Finally, there were the loyalists waving their union jacks and cheering on the soldiers. A few were interested in getting into a fight with the protesters. When members of the White Feather Collective unfurled a protest banner inside of the central area reserved to those who had obtained tickets, they were threatened with physical assault by loyalists. One participant in the protest group I joined at George Square was called “scum” by a loyalist who was eager to get into a tussle.

Throughout the first part of the ceremony in George Square our protest group had cops along side of us. They were then withdrawn, so the only cop I saw when loyalists began acting in a threatening manner was on the other side of the fence. Had a fight broken out, he would have been of no help.

This was a different experience than that in Stirling on June 28, where we countered Armed Forces Day. Then, the police posted unarmed officers near us as deterrents to those ‘patriots’ looking for a fight. On August 4, the implicit message from the police was that we were on our own if we ignored their rules and regulations. Clearly we can not rely on the police, who seem to be willing to tolerate the hooliganism of the loyalists. We will need to develop a coherent and thoughtful response to this problem.

In spite of all the obstacles, the demonstration on August 4 was a success. The Scottish Peace Network has worked harmoniously through two difficult demonstrations over a period of several months. We need to build on our success in organising the demonstrations on June 28 and August 4 by planning more protests and developing a series of educational forums that present an alternative to the government’s policy of militarism and imperialism.

The Scottish Peace Network has brought together a wide range of peace and social justice organisations into an ongoing coalition. We began with a commitment to opposing the government’s use of the commemoration of World War I as a platform from which to promote militaristic policies. We have expanded our efforts to calling for an end to Scotland’s, and the UK’s, participation in NATO and opposition to the UK’s support for U.S. imperial adventures in the Middle East and elsewhere. The SPN has begun to create the basis for a viable peace movement in Scotland.

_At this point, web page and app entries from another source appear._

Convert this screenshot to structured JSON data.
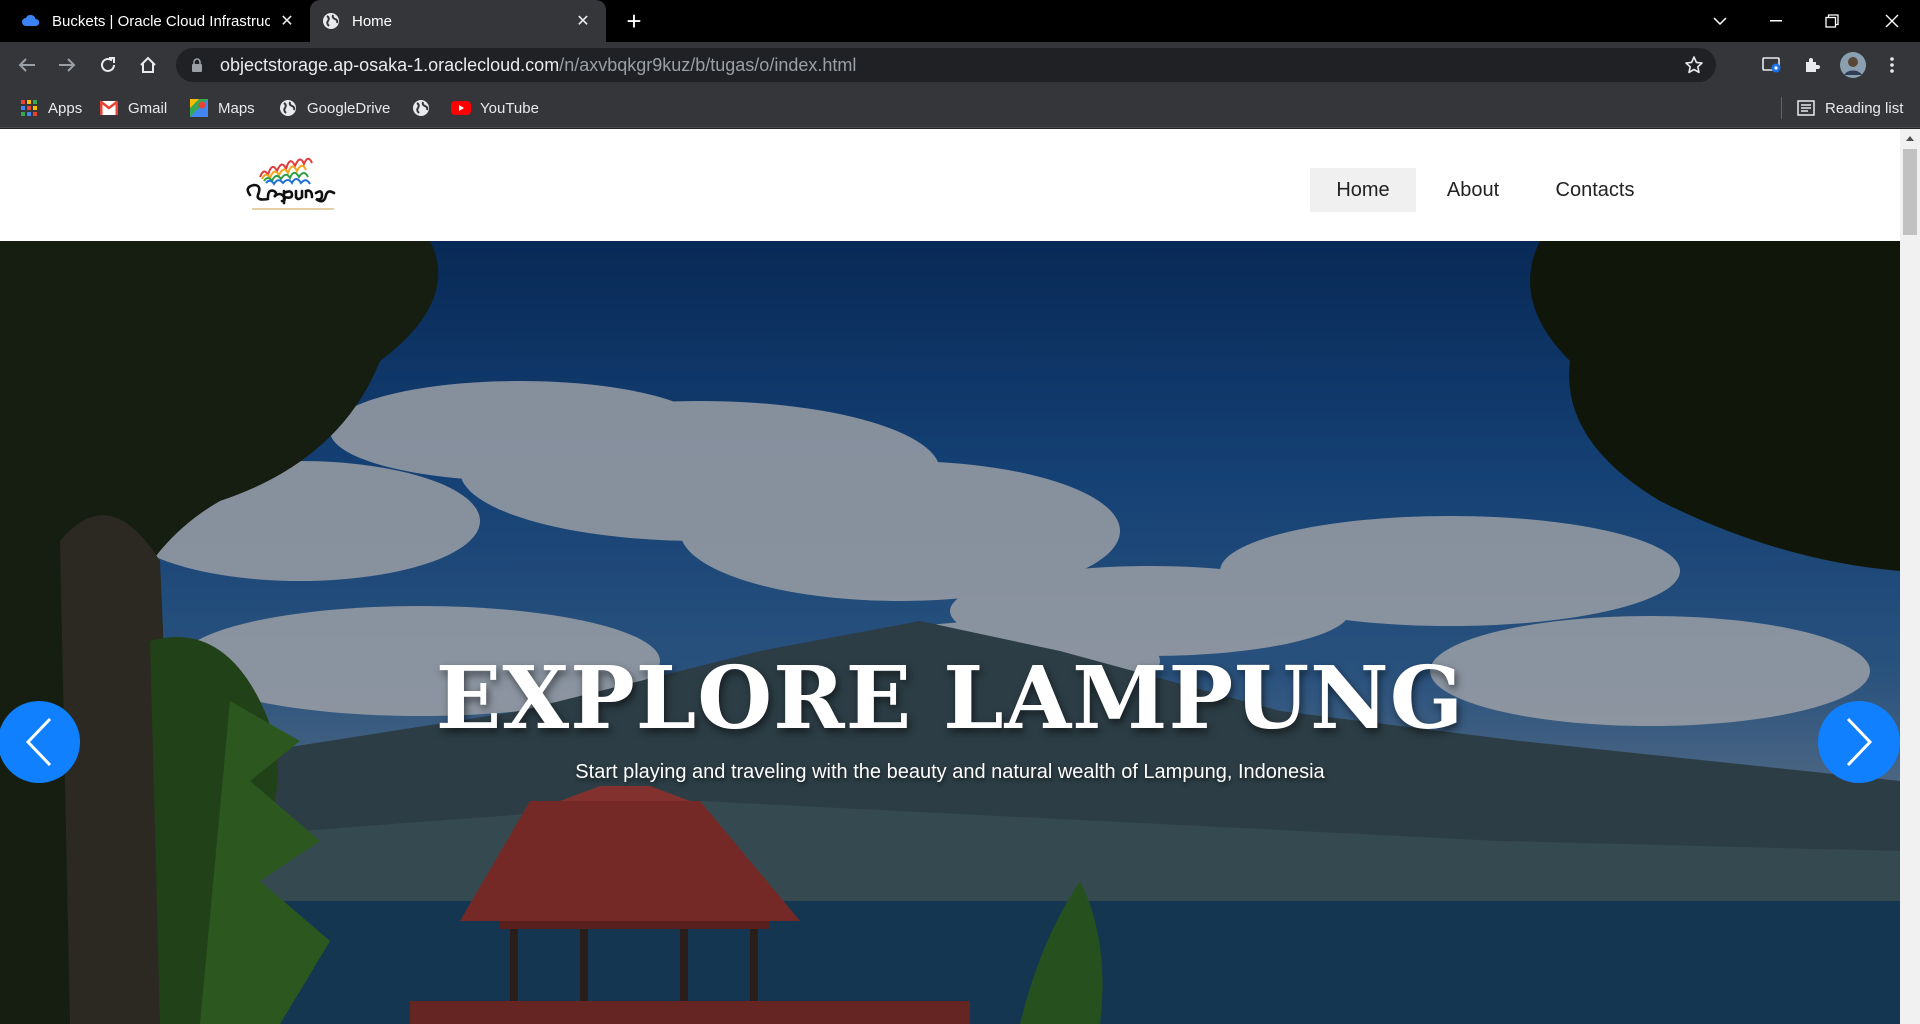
{
  "browser": {
    "tabs": [
      {
        "title": "Buckets | Oracle Cloud Infrastruct",
        "active": false
      },
      {
        "title": "Home",
        "active": true
      }
    ],
    "new_tab_symbol": "+",
    "address": {
      "host": "objectstorage.ap-osaka-1.oraclecloud.com",
      "path": "/n/axvbqkgr9kuz/b/tugas/o/index.html"
    },
    "bookmarks": [
      {
        "label": "Apps",
        "icon": "apps-grid-icon"
      },
      {
        "label": "Gmail",
        "icon": "gmail-icon"
      },
      {
        "label": "Maps",
        "icon": "maps-icon"
      },
      {
        "label": "GoogleDrive",
        "icon": "globe-icon"
      },
      {
        "label": "",
        "icon": "globe-icon"
      },
      {
        "label": "YouTube",
        "icon": "youtube-icon"
      }
    ],
    "reading_list": "Reading list"
  },
  "site": {
    "nav": [
      {
        "label": "Home",
        "active": true
      },
      {
        "label": "About",
        "active": false
      },
      {
        "label": "Contacts",
        "active": false
      }
    ],
    "hero": {
      "title": "EXPLORE LAMPUNG",
      "subtitle": "Start playing and traveling with the beauty and natural wealth of Lampung, Indonesia"
    }
  },
  "colors": {
    "tab_strip": "#000000",
    "toolbar": "#35363a",
    "carousel_arrow": "#1180ff"
  }
}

also see

Emancipation & Liberation Special Bulletin – The Centenary of the World War I Imperialist Slaughter